Phar Lap Software, Inc. was founded in April 1986 by Richard M. Smith, Robert Moote, and John M. Benfatto. Their first major success, 386|DOS-Extender, a 32-bit protected mode development tool, was released in November 1986.
Phar Lap’s product line was expanded to include 386|VMM, a virtual memory add-in driver, LinkLoc, a linker-locator for embedded development; cross tools for embedded development; and 286|DOS-Extender, a DOS extender that emulated an OS/2 environment, complete with the OS/2 API and protected mode, in contrast with Microsoft's OS/2 API emulation, which ran OS/2 applications in real mode and only supported a subset of the OS/2 API, called the Family API. Therefore it was often bound with existing OS/2 applications, replacing Microsoft's OS/2 API emulation for those applications that needed access to extended memory in DOS. Later on the TNT DOS extender was created, which was a version of 386|DOS-Extender that emulated the Win32 environment, complete with flat address space and threading. Again this DOS extender were often bound to existing Win32 applications. Unfortunately, MASM 6.1 and the 16-bit version of the Visual C++ 1.0 compiler were Win32 applications written for a beta version of Windows NT that was bound with the TNT DOS Extender, which means it could not run on the final version of Windows NT until Beta2Fix.exe was run, which replaced all references to NTDLL.DLL to BETA2.DLL. This was fixed in MASM 6.11 and Visual C++ 1.5. Much later the HX DOS Extender product was created that also emulates the Win32 environment on DOS, has been under heavy development from 2004 up to now (2007), and achieved a much better compatibility than any other attempt before.

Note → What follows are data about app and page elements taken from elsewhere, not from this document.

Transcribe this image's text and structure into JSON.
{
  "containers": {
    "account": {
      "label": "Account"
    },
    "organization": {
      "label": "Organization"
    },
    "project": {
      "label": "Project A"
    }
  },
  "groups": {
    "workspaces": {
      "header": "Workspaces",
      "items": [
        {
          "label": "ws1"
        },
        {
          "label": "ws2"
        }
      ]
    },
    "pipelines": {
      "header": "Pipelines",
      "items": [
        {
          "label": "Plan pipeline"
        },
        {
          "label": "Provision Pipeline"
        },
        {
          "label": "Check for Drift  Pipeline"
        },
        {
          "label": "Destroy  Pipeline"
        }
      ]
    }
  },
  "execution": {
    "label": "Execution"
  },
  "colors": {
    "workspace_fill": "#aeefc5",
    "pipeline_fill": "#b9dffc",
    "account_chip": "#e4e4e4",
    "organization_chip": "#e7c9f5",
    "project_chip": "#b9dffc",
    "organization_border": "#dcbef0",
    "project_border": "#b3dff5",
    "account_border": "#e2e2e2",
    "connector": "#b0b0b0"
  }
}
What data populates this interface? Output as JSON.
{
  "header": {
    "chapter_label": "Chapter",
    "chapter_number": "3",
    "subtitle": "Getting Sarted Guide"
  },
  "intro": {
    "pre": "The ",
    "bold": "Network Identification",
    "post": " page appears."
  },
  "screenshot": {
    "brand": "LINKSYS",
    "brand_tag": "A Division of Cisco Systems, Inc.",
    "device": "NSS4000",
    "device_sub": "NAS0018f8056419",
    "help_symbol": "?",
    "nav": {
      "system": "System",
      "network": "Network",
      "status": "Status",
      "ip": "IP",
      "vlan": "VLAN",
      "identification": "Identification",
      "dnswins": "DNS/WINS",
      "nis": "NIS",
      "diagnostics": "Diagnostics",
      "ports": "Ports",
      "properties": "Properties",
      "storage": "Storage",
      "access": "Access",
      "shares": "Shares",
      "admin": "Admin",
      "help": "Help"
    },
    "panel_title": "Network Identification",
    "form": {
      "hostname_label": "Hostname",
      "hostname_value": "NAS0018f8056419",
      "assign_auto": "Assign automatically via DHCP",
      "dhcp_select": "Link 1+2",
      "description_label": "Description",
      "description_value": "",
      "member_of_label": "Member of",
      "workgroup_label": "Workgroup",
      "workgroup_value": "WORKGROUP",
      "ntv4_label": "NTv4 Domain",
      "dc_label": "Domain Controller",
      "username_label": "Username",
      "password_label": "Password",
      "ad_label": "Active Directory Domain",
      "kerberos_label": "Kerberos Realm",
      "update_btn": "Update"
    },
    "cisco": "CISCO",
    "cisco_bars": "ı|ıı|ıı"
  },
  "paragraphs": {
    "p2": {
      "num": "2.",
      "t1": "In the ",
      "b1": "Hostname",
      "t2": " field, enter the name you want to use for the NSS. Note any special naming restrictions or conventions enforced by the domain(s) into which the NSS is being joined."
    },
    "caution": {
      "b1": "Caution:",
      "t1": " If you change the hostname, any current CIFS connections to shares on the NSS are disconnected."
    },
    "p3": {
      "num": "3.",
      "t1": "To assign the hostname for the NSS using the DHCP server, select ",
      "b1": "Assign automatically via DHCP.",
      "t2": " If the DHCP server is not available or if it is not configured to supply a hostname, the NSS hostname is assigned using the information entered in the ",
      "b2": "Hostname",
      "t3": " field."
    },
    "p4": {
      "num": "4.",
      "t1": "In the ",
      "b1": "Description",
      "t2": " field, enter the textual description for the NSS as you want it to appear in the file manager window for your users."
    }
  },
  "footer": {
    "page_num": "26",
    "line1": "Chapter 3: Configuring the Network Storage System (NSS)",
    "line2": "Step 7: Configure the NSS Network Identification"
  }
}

Phar Lap developed the Virtual Control Program Interface (VCPI) specification in cooperation with Quarterdeck Office Systems, who produced the DesqView task-switching software. Phar Lap was also a member of the 12-firm committee that designed the DOS Protected Mode Interface (DPMI). VCPI and DPMI are industry standards allowing DOS extenders to co-exist with expanded memory (EMS) emulators and multi-tasking environments.
Phar Lap received several major PC industry awards for VCPI, 386|DOS-Extender, and 286|DOS-Extender.

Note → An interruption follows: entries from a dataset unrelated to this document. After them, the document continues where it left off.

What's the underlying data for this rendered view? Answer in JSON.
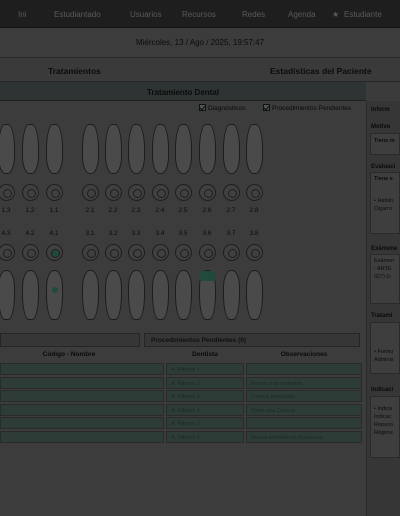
{
  "nav": {
    "items": [
      "Ini",
      "Estudiantado",
      "Usuarios",
      "Recursos",
      "Redes",
      "Agenda"
    ],
    "active_item": "Estudiante"
  },
  "datetime": "Miércoles, 13 / Ago / 2025, 19:57:47",
  "tabs": {
    "tratamientos": "Tratamientos",
    "estadisticas": "Estadísticas del Paciente"
  },
  "dental": {
    "title": "Tratamiento Dental",
    "check_diagnosticos": "Diagnósticos",
    "check_pendientes": "Procedimientos Pendientes",
    "upper_numbers": [
      "1.3",
      "1.2",
      "1.1",
      "2.1",
      "2.2",
      "2.3",
      "2.4",
      "2.5",
      "2.6",
      "2.7",
      "2.8"
    ],
    "lower_numbers": [
      "4.3",
      "4.2",
      "4.1",
      "3.1",
      "3.2",
      "3.3",
      "3.4",
      "3.5",
      "3.6",
      "3.7",
      "3.8"
    ]
  },
  "subtabs": {
    "first": "",
    "pendientes": "Procedimientos Pendientes (0)"
  },
  "table": {
    "headers": [
      "Código - Nombre",
      "Dentista",
      "Observaciones"
    ],
    "rows": [
      {
        "code": "",
        "dentist": "A. Ribeiro J.",
        "obs": ""
      },
      {
        "code": "",
        "dentist": "A. Ribeiro J.",
        "obs": "Resina mal realizada"
      },
      {
        "code": "",
        "dentist": "A. Ribeiro J.",
        "obs": "Corona Realizada"
      },
      {
        "code": "",
        "dentist": "A. Ribeiro J.",
        "obs": "Tiene una Corona"
      },
      {
        "code": "",
        "dentist": "A. Ribeiro J.",
        "obs": ""
      },
      {
        "code": "",
        "dentist": "A. Ribeiro J.",
        "obs": "Nueva endodoncia Realizada"
      }
    ]
  },
  "right": {
    "title": "Inform",
    "motivo_label": "Motivo",
    "motivo_text": "Tiene m",
    "evaluacion_label": "Evaluaci",
    "evaluacion_text": "Tiene s",
    "evaluacion_note1": "• Habito",
    "evaluacion_note2": "Cigarro",
    "examenes_label": "Exámene",
    "examenes_text1": "Exámen",
    "examenes_text2": "- ARTE",
    "examenes_text3": "027) 0-",
    "tratamiento_label": "Tratami",
    "tratamiento_text1": "• Formu",
    "tratamiento_text2": "Adminis",
    "indicaciones_label": "Indicaci",
    "indicaciones_text1": "• Indica",
    "indicaciones_text2": "Indicac",
    "indicaciones_text3": "Reposo",
    "indicaciones_text4": "Régime"
  },
  "colors": {
    "filled_marker": "#1f4a3c",
    "table_cell": "#2d3c37"
  }
}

Phar Lap was named for the great New Zealand race horse Phar Lap. The horse was rather inelegant in appearance, but performed spectacularly, setting everyone on their heels until he died a mysterious death. Software allowing application programs to reach beyond the 640KB limit was a brilliant hack: it was not elegant in appearance, but it performed spectacularly, setting everyone on their heels when it worked correctly, and causing programs to die mysterious deaths when utilized by a careless programmer.

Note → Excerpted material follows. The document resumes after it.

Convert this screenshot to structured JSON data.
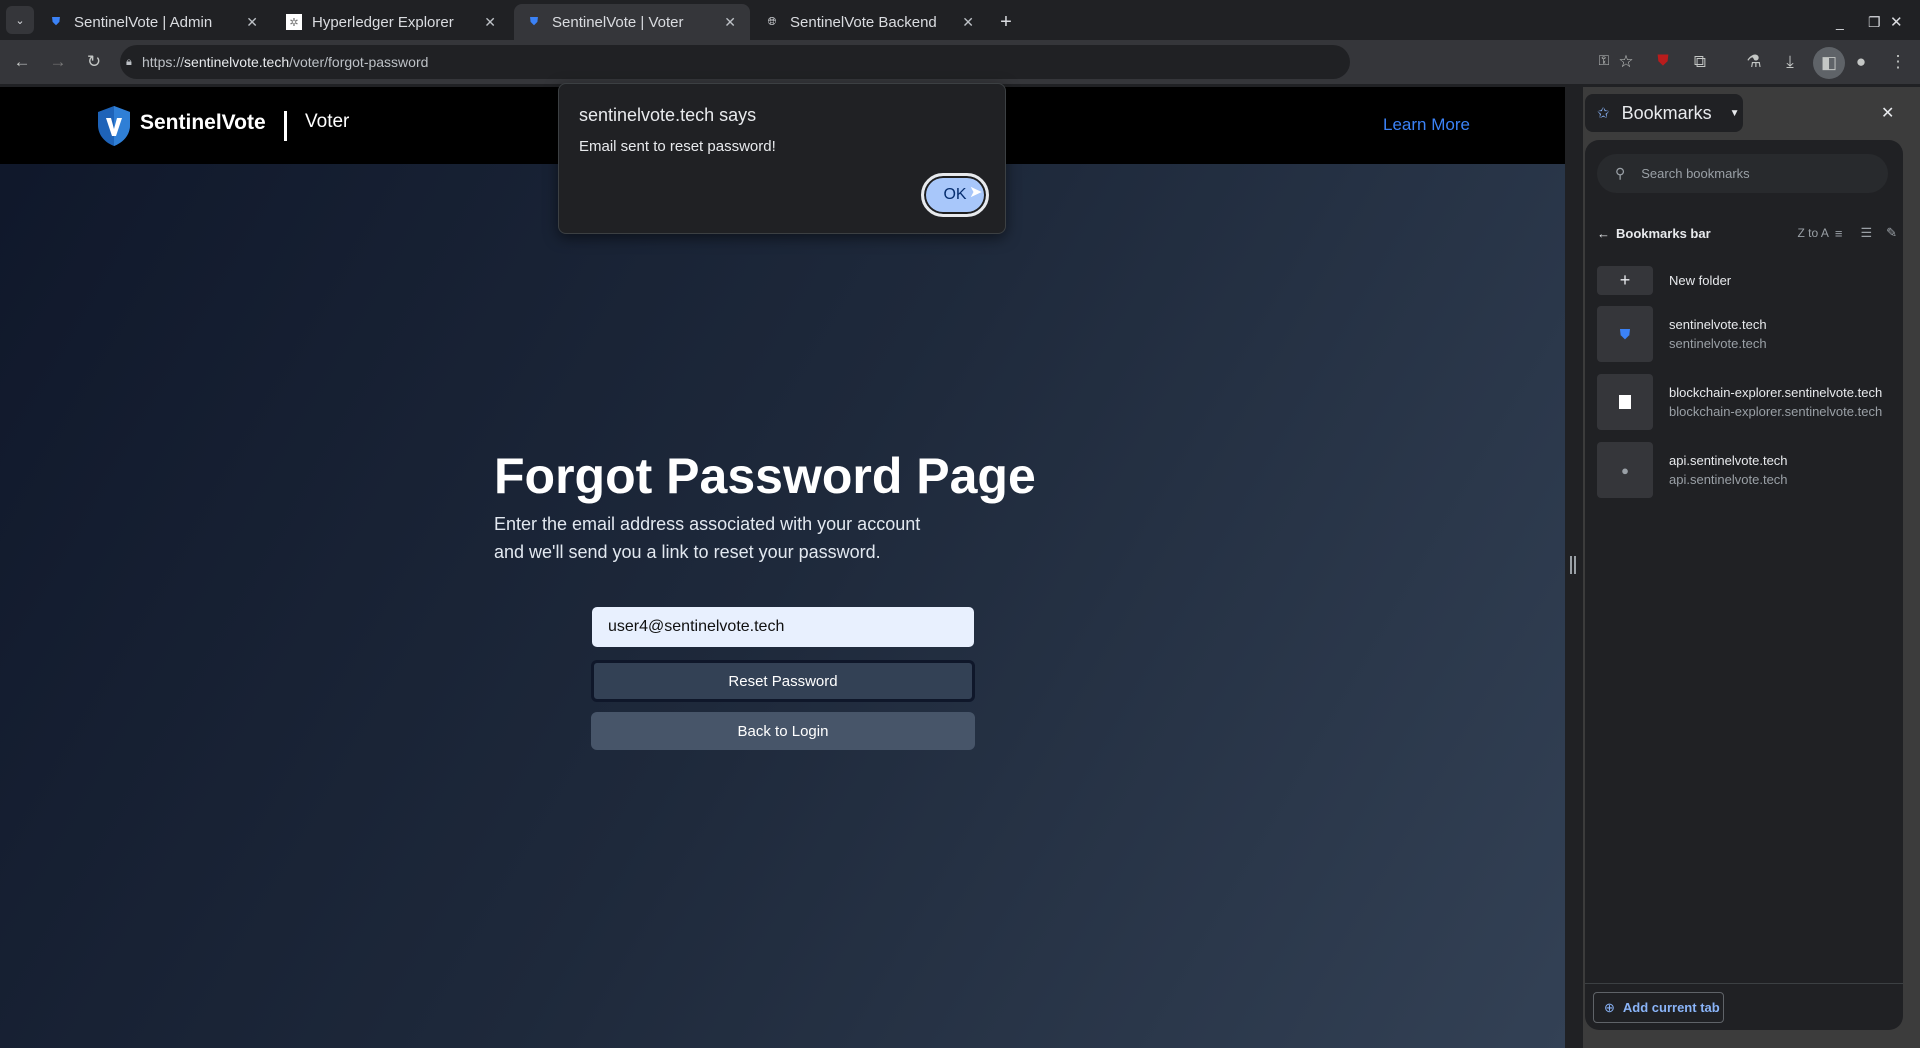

There was no mystery when the market for DOS extenders died, however; they were not needed by 32-bit Windows applications which could directly address all the memory the computer hardware would support.